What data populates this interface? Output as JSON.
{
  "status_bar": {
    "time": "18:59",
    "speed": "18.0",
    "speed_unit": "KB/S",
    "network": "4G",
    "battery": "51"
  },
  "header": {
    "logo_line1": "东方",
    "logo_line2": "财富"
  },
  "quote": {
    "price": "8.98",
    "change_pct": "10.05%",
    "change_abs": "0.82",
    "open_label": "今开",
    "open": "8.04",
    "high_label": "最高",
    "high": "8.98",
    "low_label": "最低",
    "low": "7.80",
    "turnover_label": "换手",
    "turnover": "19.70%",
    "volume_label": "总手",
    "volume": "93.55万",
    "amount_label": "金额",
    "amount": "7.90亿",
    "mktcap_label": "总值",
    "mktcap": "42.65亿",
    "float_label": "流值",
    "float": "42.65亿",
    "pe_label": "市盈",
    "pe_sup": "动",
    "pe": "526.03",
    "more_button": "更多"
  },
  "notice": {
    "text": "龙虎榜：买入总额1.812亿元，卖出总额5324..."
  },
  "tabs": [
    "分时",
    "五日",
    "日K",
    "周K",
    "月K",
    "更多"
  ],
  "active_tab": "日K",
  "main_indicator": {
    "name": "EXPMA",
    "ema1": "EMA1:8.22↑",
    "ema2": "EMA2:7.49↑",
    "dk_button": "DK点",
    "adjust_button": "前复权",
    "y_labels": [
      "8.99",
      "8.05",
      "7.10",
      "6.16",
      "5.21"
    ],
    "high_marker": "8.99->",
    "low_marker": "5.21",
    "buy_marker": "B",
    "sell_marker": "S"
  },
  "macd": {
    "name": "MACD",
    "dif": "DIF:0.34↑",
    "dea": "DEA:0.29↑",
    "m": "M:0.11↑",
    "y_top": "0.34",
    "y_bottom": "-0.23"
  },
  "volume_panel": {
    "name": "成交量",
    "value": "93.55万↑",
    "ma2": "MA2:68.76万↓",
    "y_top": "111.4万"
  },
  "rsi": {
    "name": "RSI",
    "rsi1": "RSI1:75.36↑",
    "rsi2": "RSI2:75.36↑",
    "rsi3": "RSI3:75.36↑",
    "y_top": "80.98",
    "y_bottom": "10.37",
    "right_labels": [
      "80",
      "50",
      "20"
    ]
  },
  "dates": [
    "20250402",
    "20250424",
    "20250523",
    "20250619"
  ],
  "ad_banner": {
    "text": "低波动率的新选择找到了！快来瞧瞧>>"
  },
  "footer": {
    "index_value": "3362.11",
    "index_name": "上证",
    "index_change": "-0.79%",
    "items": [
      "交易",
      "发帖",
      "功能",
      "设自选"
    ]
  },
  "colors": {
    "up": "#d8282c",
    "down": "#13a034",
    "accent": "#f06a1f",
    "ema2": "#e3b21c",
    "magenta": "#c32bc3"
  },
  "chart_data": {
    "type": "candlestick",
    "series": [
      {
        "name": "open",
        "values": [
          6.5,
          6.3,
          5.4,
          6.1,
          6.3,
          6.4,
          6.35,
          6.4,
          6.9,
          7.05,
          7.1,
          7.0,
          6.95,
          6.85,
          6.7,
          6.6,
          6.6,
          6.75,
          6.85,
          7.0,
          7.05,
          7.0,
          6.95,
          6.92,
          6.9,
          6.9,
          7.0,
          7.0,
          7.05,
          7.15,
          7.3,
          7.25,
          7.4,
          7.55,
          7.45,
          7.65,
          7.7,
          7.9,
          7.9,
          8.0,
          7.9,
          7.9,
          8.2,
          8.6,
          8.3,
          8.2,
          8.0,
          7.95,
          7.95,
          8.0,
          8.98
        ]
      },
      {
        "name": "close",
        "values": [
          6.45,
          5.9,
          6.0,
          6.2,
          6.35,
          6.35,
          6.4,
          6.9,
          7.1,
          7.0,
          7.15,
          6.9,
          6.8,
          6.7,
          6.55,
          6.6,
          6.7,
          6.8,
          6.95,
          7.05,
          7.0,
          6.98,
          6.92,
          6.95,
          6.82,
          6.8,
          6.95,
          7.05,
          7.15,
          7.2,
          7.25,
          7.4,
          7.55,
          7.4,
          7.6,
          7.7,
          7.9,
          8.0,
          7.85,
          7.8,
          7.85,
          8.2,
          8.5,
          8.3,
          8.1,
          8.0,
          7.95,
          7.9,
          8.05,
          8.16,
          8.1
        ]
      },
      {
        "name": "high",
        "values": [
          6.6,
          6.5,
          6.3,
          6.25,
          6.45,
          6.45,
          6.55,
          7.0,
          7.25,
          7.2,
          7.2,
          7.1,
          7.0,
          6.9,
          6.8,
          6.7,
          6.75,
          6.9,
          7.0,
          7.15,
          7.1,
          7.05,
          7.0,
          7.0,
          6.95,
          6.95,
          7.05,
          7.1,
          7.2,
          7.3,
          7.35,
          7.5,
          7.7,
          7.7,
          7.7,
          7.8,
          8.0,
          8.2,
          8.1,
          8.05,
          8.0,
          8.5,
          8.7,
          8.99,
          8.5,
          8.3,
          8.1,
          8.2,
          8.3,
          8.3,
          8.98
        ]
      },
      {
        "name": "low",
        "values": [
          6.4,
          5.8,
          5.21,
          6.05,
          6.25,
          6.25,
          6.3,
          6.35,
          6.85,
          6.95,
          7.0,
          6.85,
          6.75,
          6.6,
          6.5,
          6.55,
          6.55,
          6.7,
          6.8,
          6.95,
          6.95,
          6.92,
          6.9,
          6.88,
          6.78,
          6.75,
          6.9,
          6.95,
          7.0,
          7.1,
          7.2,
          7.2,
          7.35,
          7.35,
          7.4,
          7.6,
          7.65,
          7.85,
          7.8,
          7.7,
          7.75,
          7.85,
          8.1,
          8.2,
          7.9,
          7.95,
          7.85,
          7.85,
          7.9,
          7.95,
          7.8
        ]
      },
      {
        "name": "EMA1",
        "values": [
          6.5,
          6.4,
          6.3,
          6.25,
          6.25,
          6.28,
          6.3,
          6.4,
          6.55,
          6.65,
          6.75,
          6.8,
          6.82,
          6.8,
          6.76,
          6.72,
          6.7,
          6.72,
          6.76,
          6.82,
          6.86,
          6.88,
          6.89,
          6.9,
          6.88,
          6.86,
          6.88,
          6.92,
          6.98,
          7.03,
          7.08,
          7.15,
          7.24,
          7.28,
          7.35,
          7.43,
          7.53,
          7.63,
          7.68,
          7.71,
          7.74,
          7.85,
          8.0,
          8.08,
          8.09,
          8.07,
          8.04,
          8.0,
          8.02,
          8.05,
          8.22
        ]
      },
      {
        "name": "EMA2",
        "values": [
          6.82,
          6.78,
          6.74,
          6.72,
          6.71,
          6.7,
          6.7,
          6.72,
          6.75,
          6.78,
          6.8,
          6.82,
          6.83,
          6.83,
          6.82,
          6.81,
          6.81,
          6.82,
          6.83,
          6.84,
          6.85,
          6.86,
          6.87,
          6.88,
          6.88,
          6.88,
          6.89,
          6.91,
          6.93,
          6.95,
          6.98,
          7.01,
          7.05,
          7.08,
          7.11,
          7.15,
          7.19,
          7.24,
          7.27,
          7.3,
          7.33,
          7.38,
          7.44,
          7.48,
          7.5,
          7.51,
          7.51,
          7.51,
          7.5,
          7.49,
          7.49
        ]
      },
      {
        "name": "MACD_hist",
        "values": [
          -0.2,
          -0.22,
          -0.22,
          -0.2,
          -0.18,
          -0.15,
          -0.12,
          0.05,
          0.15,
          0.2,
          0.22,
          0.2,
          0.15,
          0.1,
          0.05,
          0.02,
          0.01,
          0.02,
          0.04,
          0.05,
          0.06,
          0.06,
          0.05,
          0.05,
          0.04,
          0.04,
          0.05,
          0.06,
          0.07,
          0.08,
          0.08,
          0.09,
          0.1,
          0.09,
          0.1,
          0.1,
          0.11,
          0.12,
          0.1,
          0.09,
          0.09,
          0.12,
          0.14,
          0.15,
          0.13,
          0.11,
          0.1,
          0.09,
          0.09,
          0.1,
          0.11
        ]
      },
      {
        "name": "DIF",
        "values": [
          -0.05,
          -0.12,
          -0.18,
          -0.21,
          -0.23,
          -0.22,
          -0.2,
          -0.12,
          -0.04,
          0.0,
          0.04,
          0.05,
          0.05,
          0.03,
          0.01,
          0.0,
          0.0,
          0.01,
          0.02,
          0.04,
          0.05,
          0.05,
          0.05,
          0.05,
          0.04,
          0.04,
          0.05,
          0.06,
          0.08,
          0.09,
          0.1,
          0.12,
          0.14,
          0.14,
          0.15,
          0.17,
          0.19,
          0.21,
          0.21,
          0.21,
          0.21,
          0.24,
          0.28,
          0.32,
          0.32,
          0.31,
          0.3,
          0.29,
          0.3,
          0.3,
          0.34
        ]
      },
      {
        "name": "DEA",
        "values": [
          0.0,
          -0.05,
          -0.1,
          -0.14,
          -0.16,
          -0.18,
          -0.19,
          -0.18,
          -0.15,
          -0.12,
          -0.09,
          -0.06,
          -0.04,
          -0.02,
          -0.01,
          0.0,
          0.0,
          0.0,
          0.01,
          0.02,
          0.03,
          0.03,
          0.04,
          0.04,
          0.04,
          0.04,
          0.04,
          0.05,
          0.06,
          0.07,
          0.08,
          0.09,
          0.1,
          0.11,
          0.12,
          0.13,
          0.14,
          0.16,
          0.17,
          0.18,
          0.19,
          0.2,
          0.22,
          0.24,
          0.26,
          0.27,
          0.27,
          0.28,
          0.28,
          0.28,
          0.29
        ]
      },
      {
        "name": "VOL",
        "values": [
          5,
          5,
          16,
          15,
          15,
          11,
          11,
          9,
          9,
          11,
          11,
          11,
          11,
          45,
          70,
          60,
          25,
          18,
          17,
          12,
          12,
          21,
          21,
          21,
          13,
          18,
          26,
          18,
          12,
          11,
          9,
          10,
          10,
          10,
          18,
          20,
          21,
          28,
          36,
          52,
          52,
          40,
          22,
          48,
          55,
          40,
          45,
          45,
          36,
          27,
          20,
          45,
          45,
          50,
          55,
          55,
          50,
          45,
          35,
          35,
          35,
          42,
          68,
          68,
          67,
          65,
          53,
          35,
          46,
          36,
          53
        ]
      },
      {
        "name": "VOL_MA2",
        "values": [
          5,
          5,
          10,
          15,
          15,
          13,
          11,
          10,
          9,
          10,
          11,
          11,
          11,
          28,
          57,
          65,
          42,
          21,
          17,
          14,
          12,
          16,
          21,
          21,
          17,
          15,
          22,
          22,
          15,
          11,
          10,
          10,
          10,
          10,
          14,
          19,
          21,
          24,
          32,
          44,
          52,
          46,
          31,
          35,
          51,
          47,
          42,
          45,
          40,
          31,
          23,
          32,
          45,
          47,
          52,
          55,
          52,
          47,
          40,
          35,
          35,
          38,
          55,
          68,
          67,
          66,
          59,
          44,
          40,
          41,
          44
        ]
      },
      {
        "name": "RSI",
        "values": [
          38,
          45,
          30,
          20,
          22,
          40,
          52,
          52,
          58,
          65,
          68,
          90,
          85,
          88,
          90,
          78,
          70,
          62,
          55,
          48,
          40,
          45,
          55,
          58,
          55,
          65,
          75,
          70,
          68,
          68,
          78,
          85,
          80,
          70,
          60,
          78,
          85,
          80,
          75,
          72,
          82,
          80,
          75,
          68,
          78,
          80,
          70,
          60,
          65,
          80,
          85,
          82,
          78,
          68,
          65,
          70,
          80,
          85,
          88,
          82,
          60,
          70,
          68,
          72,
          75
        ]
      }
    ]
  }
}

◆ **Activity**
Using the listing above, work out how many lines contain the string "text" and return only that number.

◆ **Answer to the problem**
2